Start of Material to process
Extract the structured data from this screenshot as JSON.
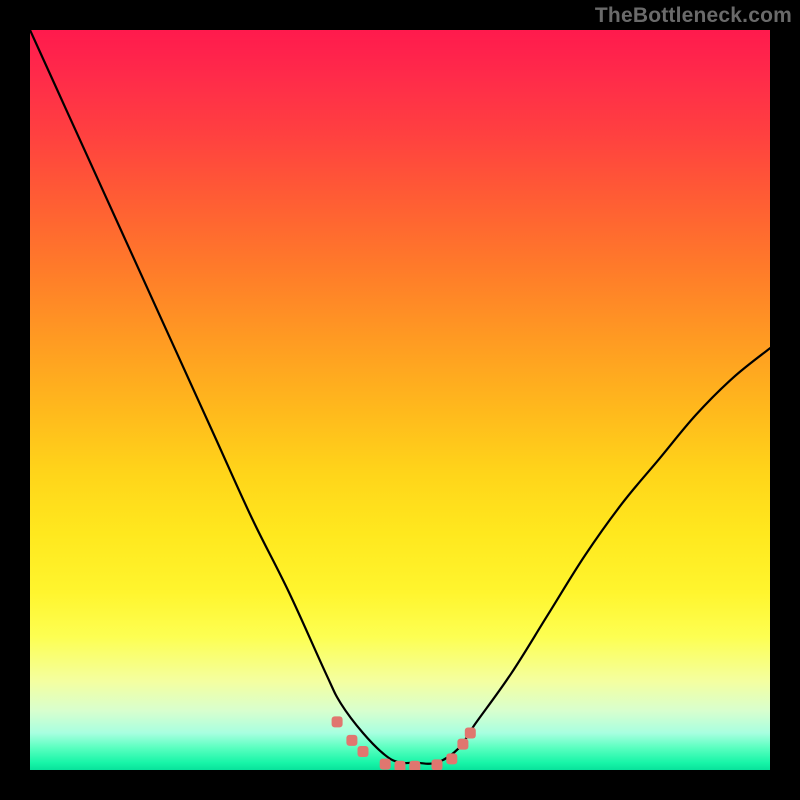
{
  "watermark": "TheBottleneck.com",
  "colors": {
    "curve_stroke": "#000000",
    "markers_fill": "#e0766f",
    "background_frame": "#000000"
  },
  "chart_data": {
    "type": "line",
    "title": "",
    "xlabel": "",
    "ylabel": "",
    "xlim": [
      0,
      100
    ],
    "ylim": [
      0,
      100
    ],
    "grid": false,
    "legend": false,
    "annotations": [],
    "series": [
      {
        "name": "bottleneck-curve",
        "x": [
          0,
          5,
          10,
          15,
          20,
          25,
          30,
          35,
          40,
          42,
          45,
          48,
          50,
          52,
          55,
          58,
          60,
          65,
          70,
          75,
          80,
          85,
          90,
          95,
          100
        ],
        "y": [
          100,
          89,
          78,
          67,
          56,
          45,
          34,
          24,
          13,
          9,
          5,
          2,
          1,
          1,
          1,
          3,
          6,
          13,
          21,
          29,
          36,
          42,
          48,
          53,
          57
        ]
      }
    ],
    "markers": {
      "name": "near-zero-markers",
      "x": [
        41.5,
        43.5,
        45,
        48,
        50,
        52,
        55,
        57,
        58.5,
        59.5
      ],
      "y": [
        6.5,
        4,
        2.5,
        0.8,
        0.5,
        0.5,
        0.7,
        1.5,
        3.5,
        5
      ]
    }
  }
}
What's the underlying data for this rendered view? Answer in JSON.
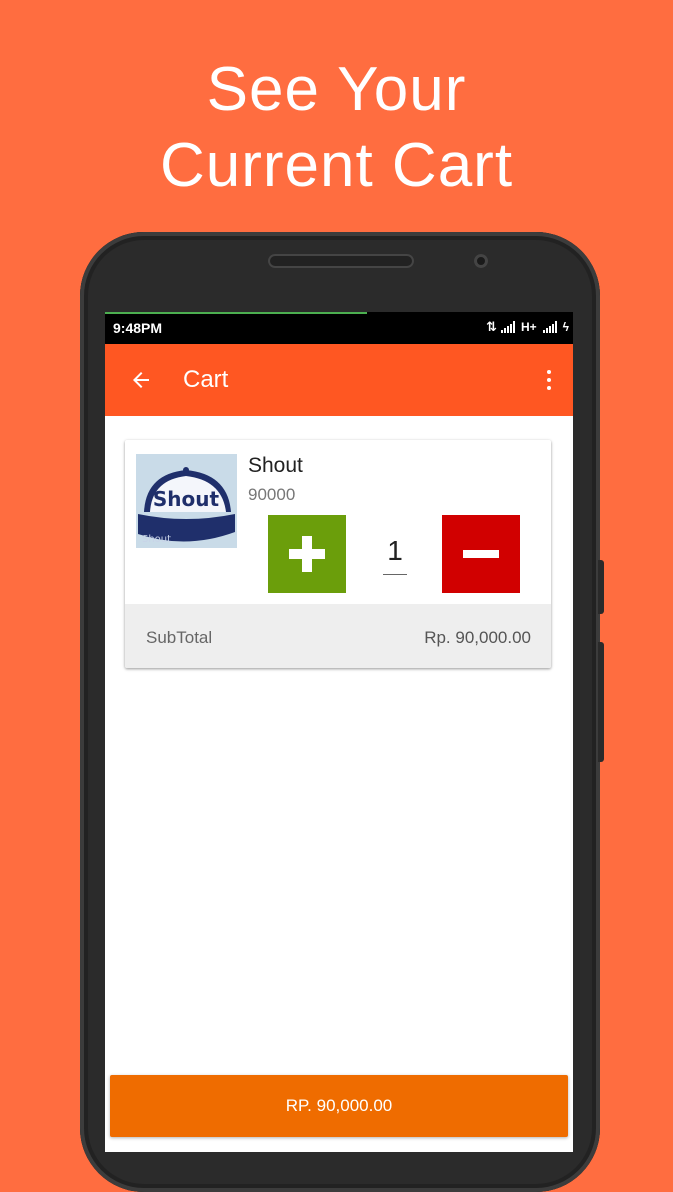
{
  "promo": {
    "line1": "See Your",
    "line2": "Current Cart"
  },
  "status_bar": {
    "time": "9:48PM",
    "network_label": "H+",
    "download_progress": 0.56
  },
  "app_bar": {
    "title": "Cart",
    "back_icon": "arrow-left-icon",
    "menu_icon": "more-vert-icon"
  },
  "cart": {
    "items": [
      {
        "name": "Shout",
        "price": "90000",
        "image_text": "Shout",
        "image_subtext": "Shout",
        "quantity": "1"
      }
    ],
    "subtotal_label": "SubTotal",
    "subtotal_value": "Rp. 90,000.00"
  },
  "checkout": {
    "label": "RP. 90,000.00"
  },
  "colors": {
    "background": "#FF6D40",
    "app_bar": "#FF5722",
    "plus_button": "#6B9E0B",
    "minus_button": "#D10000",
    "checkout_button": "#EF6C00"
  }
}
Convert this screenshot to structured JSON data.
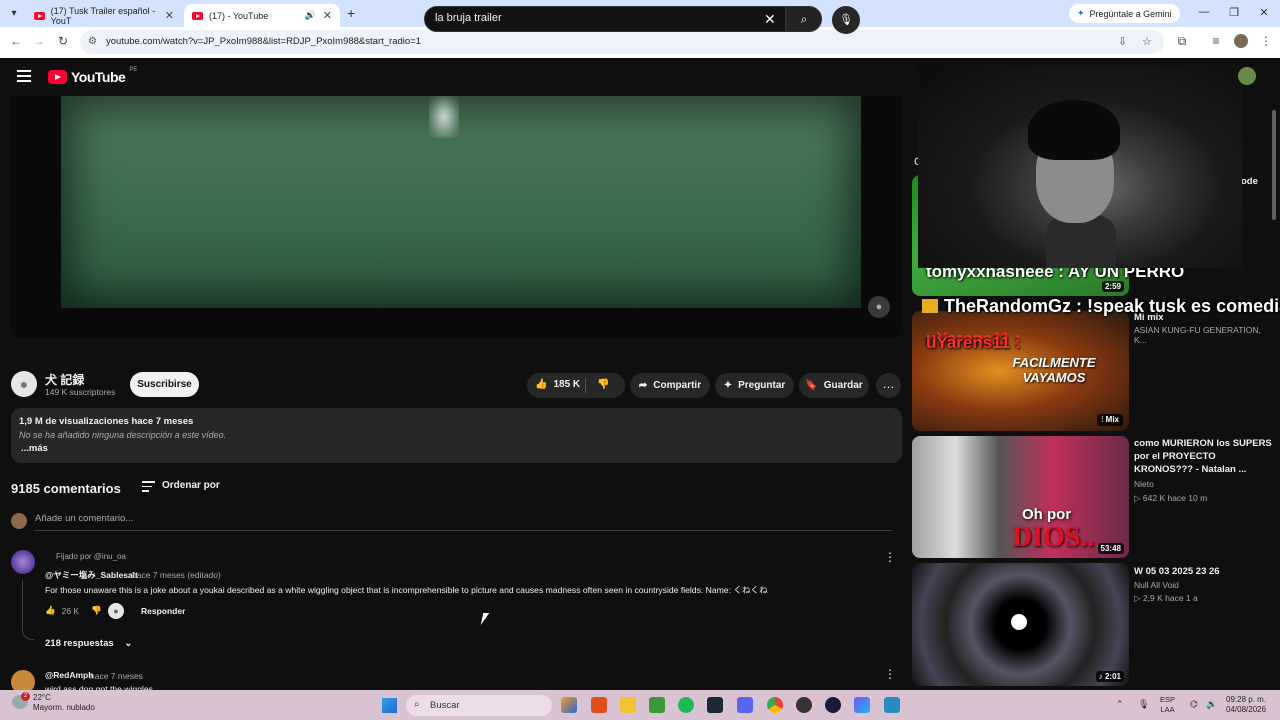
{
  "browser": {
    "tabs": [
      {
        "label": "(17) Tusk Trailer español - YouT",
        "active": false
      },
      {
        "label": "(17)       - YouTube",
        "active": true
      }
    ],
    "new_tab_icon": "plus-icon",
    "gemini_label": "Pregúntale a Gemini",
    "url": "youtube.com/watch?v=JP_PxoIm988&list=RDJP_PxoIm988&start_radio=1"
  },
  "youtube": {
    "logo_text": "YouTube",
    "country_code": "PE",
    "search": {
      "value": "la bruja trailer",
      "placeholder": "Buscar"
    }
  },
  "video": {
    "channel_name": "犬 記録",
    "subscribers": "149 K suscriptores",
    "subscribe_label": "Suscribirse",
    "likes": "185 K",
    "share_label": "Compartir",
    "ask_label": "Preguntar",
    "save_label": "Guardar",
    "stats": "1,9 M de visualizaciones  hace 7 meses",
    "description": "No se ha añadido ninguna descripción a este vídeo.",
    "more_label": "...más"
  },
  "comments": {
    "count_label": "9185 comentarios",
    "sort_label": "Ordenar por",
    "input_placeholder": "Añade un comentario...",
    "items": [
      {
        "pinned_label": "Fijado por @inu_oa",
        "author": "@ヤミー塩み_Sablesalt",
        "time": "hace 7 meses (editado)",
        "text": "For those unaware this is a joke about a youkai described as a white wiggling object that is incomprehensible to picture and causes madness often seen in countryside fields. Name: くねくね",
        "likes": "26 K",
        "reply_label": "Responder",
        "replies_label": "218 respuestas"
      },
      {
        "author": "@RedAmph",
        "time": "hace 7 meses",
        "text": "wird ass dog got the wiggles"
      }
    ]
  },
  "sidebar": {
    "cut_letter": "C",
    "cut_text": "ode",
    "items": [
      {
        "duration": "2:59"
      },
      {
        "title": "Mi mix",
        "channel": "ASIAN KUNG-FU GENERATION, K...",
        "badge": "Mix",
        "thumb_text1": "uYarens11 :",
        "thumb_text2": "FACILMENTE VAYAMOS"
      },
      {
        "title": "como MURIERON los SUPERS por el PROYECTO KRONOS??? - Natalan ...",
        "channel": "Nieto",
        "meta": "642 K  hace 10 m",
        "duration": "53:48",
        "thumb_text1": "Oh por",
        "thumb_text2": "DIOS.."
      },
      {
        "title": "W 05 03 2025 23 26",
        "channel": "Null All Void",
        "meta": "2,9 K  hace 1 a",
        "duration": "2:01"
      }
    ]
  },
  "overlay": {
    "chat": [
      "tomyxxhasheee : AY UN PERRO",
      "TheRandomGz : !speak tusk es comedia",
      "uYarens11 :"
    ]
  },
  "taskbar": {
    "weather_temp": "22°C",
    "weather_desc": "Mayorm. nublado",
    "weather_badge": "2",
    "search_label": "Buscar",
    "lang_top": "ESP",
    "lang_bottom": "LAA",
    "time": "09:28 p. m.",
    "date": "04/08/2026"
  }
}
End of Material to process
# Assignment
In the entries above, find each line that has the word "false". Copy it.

# Solution for this exercise
    "grid": false,
    "legend": false,
        "active": false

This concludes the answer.